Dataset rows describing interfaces
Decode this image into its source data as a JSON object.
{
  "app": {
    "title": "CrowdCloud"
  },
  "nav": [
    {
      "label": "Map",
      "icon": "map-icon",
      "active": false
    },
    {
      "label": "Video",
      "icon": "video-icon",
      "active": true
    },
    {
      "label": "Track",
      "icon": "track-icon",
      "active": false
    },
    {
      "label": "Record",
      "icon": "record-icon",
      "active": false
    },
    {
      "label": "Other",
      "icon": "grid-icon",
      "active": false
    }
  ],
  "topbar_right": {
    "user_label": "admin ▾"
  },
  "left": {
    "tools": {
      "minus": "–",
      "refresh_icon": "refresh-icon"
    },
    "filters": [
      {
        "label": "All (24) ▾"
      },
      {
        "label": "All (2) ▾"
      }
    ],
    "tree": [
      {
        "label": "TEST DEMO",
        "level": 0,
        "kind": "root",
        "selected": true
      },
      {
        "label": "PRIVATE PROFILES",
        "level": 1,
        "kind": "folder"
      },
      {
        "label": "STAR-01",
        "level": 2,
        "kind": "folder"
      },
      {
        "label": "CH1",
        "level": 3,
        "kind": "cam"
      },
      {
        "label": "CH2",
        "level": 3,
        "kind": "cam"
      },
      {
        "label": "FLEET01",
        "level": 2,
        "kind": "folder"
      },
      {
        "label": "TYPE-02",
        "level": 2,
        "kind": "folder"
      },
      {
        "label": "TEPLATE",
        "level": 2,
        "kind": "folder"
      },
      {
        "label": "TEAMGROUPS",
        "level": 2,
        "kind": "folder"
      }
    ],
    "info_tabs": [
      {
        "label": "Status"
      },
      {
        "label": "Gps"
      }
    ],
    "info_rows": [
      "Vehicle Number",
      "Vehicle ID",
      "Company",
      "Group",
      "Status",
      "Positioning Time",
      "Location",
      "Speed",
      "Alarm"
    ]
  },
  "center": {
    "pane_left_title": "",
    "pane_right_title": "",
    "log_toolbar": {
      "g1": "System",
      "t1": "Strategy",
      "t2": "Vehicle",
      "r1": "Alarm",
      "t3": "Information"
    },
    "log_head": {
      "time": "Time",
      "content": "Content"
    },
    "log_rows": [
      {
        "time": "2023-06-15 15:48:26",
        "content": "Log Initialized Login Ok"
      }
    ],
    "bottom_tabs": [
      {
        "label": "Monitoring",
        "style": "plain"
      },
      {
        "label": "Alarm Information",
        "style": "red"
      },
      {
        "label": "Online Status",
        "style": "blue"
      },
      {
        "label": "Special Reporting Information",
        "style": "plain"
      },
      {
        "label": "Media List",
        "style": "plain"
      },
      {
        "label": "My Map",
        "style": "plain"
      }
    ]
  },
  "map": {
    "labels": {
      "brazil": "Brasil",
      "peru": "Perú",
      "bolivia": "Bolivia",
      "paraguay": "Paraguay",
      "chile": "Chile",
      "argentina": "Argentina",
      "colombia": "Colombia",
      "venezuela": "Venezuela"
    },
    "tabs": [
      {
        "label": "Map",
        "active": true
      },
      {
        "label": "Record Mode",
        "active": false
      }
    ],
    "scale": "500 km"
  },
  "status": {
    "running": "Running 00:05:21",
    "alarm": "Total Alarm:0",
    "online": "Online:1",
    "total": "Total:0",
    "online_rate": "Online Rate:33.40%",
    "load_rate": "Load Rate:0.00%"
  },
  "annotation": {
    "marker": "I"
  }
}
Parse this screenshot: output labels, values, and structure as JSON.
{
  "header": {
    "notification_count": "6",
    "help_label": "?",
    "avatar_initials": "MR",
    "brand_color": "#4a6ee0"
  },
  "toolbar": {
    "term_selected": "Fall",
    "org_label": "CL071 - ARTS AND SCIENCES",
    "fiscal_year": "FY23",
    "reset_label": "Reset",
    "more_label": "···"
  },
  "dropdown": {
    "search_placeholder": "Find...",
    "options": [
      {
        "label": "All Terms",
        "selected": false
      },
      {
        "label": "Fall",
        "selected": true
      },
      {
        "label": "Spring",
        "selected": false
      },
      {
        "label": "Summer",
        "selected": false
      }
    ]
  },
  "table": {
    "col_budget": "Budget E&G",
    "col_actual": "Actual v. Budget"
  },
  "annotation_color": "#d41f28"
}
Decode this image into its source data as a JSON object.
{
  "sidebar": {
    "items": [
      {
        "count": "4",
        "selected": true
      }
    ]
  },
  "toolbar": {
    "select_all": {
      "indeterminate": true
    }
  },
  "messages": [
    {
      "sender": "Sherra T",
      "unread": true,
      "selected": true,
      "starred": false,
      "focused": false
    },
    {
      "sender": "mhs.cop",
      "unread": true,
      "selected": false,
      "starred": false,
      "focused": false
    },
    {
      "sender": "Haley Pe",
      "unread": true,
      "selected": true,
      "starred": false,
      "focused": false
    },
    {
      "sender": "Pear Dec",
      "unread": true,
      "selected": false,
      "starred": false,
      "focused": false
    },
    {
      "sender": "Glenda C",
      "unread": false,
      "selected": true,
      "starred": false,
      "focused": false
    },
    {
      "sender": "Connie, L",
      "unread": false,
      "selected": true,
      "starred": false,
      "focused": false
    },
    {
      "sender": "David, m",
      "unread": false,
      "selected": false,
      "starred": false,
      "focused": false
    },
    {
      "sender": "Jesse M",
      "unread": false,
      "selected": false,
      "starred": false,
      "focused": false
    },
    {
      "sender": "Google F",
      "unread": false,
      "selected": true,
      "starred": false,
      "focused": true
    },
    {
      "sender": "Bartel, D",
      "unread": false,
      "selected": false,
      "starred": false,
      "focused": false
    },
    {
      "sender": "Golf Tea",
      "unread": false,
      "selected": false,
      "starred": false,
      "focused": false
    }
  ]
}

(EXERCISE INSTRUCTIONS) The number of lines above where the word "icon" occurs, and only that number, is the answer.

(TASK RESULT) 6